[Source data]
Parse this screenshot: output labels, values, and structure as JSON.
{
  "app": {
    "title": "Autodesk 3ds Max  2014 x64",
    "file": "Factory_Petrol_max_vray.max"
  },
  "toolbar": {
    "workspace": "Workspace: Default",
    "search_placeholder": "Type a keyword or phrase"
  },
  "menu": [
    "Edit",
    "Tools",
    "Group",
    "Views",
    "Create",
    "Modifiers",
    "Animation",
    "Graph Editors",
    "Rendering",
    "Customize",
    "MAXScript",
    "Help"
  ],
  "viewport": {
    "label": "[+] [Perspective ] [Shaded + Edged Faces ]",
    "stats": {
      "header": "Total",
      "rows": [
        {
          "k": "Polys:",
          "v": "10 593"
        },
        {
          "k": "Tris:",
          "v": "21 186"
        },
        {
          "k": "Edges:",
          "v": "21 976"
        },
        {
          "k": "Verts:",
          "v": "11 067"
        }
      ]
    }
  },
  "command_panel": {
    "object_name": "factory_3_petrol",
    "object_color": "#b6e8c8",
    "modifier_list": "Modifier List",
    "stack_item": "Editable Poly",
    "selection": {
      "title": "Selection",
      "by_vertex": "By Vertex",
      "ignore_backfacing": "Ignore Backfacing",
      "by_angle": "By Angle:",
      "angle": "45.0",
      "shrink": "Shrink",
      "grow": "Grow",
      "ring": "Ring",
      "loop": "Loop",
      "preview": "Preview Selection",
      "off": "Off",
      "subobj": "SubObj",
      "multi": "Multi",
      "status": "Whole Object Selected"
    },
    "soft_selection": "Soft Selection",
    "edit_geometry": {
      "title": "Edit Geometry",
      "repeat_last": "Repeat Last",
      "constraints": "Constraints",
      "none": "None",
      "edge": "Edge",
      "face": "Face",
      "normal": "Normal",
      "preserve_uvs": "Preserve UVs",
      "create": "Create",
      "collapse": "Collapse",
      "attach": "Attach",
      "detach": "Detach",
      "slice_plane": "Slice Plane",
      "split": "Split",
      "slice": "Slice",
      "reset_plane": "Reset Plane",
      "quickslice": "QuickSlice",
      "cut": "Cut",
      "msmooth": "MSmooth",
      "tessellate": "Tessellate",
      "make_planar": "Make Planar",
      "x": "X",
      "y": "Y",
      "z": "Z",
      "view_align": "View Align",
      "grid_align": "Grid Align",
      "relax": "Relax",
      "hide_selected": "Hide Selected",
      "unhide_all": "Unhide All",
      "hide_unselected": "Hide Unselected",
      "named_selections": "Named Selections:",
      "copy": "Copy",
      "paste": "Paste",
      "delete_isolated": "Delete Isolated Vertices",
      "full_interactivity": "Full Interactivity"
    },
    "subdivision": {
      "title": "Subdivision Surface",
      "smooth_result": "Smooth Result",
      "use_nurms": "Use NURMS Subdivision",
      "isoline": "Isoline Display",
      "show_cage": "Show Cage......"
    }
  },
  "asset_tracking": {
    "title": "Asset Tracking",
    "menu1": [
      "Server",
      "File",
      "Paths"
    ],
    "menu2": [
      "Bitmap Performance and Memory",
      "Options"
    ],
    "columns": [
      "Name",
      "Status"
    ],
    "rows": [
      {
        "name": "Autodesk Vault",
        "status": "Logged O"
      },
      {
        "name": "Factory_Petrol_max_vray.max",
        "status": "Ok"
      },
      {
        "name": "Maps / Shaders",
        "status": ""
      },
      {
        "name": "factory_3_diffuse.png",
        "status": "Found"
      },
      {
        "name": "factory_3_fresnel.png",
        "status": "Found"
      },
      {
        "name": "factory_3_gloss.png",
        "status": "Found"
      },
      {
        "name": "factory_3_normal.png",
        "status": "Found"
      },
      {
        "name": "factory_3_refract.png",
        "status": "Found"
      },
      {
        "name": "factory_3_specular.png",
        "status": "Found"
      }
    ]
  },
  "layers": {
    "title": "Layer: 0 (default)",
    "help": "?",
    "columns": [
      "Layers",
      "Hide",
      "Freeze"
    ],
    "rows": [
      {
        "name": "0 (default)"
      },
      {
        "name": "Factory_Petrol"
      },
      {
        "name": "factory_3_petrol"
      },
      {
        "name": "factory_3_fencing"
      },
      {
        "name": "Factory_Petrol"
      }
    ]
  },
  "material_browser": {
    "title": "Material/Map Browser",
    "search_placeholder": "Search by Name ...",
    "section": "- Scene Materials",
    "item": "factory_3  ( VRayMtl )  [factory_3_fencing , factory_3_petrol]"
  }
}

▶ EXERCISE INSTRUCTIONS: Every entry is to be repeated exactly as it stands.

▶ TASK RESPONSE:
Parse this screenshot: output labels, values, and structure as JSON.
{
  "app": {
    "title": "Autodesk 3ds Max  2014 x64",
    "file": "Factory_Petrol_max_vray.max"
  },
  "toolbar": {
    "workspace": "Workspace: Default",
    "search_placeholder": "Type a keyword or phrase"
  },
  "menu": [
    "Edit",
    "Tools",
    "Group",
    "Views",
    "Create",
    "Modifiers",
    "Animation",
    "Graph Editors",
    "Rendering",
    "Customize",
    "MAXScript",
    "Help"
  ],
  "viewport": {
    "label": "[+] [Perspective ] [Shaded + Edged Faces ]",
    "stats": {
      "header": "Total",
      "rows": [
        {
          "k": "Polys:",
          "v": "10 593"
        },
        {
          "k": "Tris:",
          "v": "21 186"
        },
        {
          "k": "Edges:",
          "v": "21 976"
        },
        {
          "k": "Verts:",
          "v": "11 067"
        }
      ]
    }
  },
  "command_panel": {
    "object_name": "factory_3_petrol",
    "object_color": "#b6e8c8",
    "modifier_list": "Modifier List",
    "stack_item": "Editable Poly",
    "selection": {
      "title": "Selection",
      "by_vertex": "By Vertex",
      "ignore_backfacing": "Ignore Backfacing",
      "by_angle": "By Angle:",
      "angle": "45.0",
      "shrink": "Shrink",
      "grow": "Grow",
      "ring": "Ring",
      "loop": "Loop",
      "preview": "Preview Selection",
      "off": "Off",
      "subobj": "SubObj",
      "multi": "Multi",
      "status": "Whole Object Selected"
    },
    "soft_selection": "Soft Selection",
    "edit_geometry": {
      "title": "Edit Geometry",
      "repeat_last": "Repeat Last",
      "constraints": "Constraints",
      "none": "None",
      "edge": "Edge",
      "face": "Face",
      "normal": "Normal",
      "preserve_uvs": "Preserve UVs",
      "create": "Create",
      "collapse": "Collapse",
      "attach": "Attach",
      "detach": "Detach",
      "slice_plane": "Slice Plane",
      "split": "Split",
      "slice": "Slice",
      "reset_plane": "Reset Plane",
      "quickslice": "QuickSlice",
      "cut": "Cut",
      "msmooth": "MSmooth",
      "tessellate": "Tessellate",
      "make_planar": "Make Planar",
      "x": "X",
      "y": "Y",
      "z": "Z",
      "view_align": "View Align",
      "grid_align": "Grid Align",
      "relax": "Relax",
      "hide_selected": "Hide Selected",
      "unhide_all": "Unhide All",
      "hide_unselected": "Hide Unselected",
      "named_selections": "Named Selections:",
      "copy": "Copy",
      "paste": "Paste",
      "delete_isolated": "Delete Isolated Vertices",
      "full_interactivity": "Full Interactivity"
    },
    "subdivision": {
      "title": "Subdivision Surface",
      "smooth_result": "Smooth Result",
      "use_nurms": "Use NURMS Subdivision",
      "isoline": "Isoline Display",
      "show_cage": "Show Cage......"
    }
  },
  "asset_tracking": {
    "title": "Asset Tracking",
    "menu1": [
      "Server",
      "File",
      "Paths"
    ],
    "menu2": [
      "Bitmap Performance and Memory",
      "Options"
    ],
    "columns": [
      "Name",
      "Status"
    ],
    "rows": [
      {
        "name": "Autodesk Vault",
        "status": "Logged O"
      },
      {
        "name": "Factory_Petrol_max_vray.max",
        "status": "Ok"
      },
      {
        "name": "Maps / Shaders",
        "status": ""
      },
      {
        "name": "factory_3_diffuse.png",
        "status": "Found"
      },
      {
        "name": "factory_3_fresnel.png",
        "status": "Found"
      },
      {
        "name": "factory_3_gloss.png",
        "status": "Found"
      },
      {
        "name": "factory_3_normal.png",
        "status": "Found"
      },
      {
        "name": "factory_3_refract.png",
        "status": "Found"
      },
      {
        "name": "factory_3_specular.png",
        "status": "Found"
      }
    ]
  },
  "layers": {
    "title": "Layer: 0 (default)",
    "help": "?",
    "columns": [
      "Layers",
      "Hide",
      "Freeze"
    ],
    "rows": [
      {
        "name": "0 (default)"
      },
      {
        "name": "Factory_Petrol"
      },
      {
        "name": "factory_3_petrol"
      },
      {
        "name": "factory_3_fencing"
      },
      {
        "name": "Factory_Petrol"
      }
    ]
  },
  "material_browser": {
    "title": "Material/Map Browser",
    "search_placeholder": "Search by Name ...",
    "section": "- Scene Materials",
    "item": "factory_3  ( VRayMtl )  [factory_3_fencing , factory_3_petrol]"
  }
}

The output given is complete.